In the previous part, I elaborated on how we can use the abstract to define the learning objectives/outcomes of our paper. In this part, I present four tools you can use to ensure your writing is constructively aligned to these learning outcomes
In Part I, I drew a parallel between academic writing and the constructive alignment framework used for course design. Essentially, I showed how we may view our academic peers as learners, trying to construct meaning, or in the broader sense, knowledge from our presented results. Now, let’s see where to start.
Of Fourier transforms and spectro-temporal dynamics In my previous blog Bar-Time Dynamics, I had taken an audio file of a song, and applied my methods of laser analysis – spatio-temporal dynamics – to it. It became a visual representation of the song structure, and with a nifty phase-flip also revealed the differences in the way… Read more
The following is a prize-winning entry in the competition “Excellence in Communication” organised by Aston University in 2012. You can find all the prize winning entries here. Imagine that all materials are made of springs, and networks of springs.
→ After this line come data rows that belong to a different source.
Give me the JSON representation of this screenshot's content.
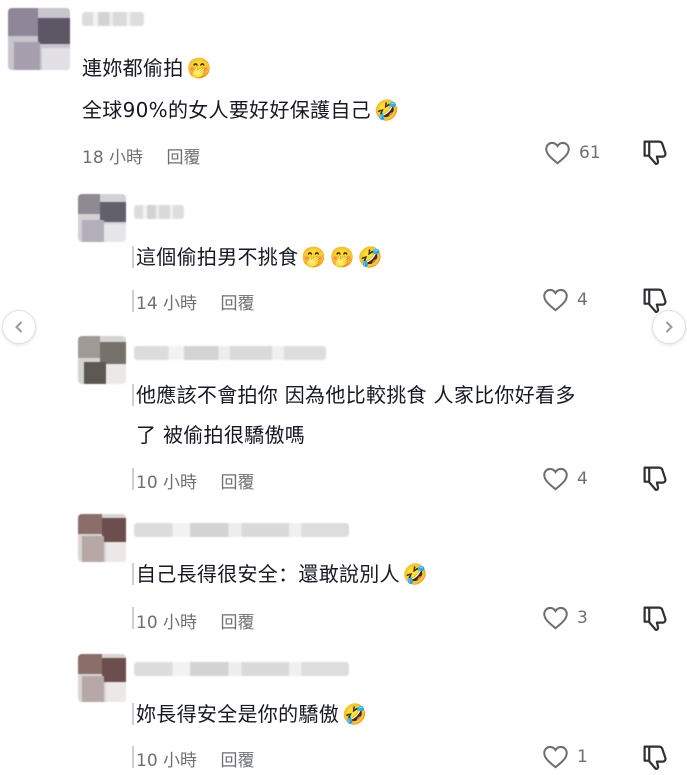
{
  "comments": [
    {
      "lines": [
        "連妳都偷拍",
        "全球90%的女人要好好保護自己"
      ],
      "emojis": [
        [
          "🤭"
        ],
        [
          "🤣"
        ]
      ],
      "time": "18 小時",
      "reply": "回覆",
      "likes": "61"
    },
    {
      "lines": [
        "這個偷拍男不挑食"
      ],
      "emojis": [
        [
          "🤭",
          "🤭",
          "🤣"
        ]
      ],
      "time": "14 小時",
      "reply": "回覆",
      "likes": "4"
    },
    {
      "lines": [
        "他應該不會拍你 因為他比較挑食 人家比你好看多",
        "了 被偷拍很驕傲嗎"
      ],
      "emojis": [
        [],
        []
      ],
      "time": "10 小時",
      "reply": "回覆",
      "likes": "4"
    },
    {
      "lines": [
        "自己長得很安全：還敢說別人"
      ],
      "emojis": [
        [
          "🤣"
        ]
      ],
      "time": "10 小時",
      "reply": "回覆",
      "likes": "3"
    },
    {
      "lines": [
        "妳長得安全是你的驕傲"
      ],
      "emojis": [
        [
          "🤣"
        ]
      ],
      "time": "10 小時",
      "reply": "回覆",
      "likes": "1"
    }
  ],
  "icons": {
    "like": "heart-outline-icon",
    "dislike": "thumbs-down-outline-icon",
    "prev": "chevron-left-icon",
    "next": "chevron-right-icon"
  },
  "colors": {
    "text": "#161823",
    "meta": "#6e6f74",
    "background": "#ffffff"
  }
}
For example, if you give a blob of jelly a nudge, it wobbles around a bit and… Read more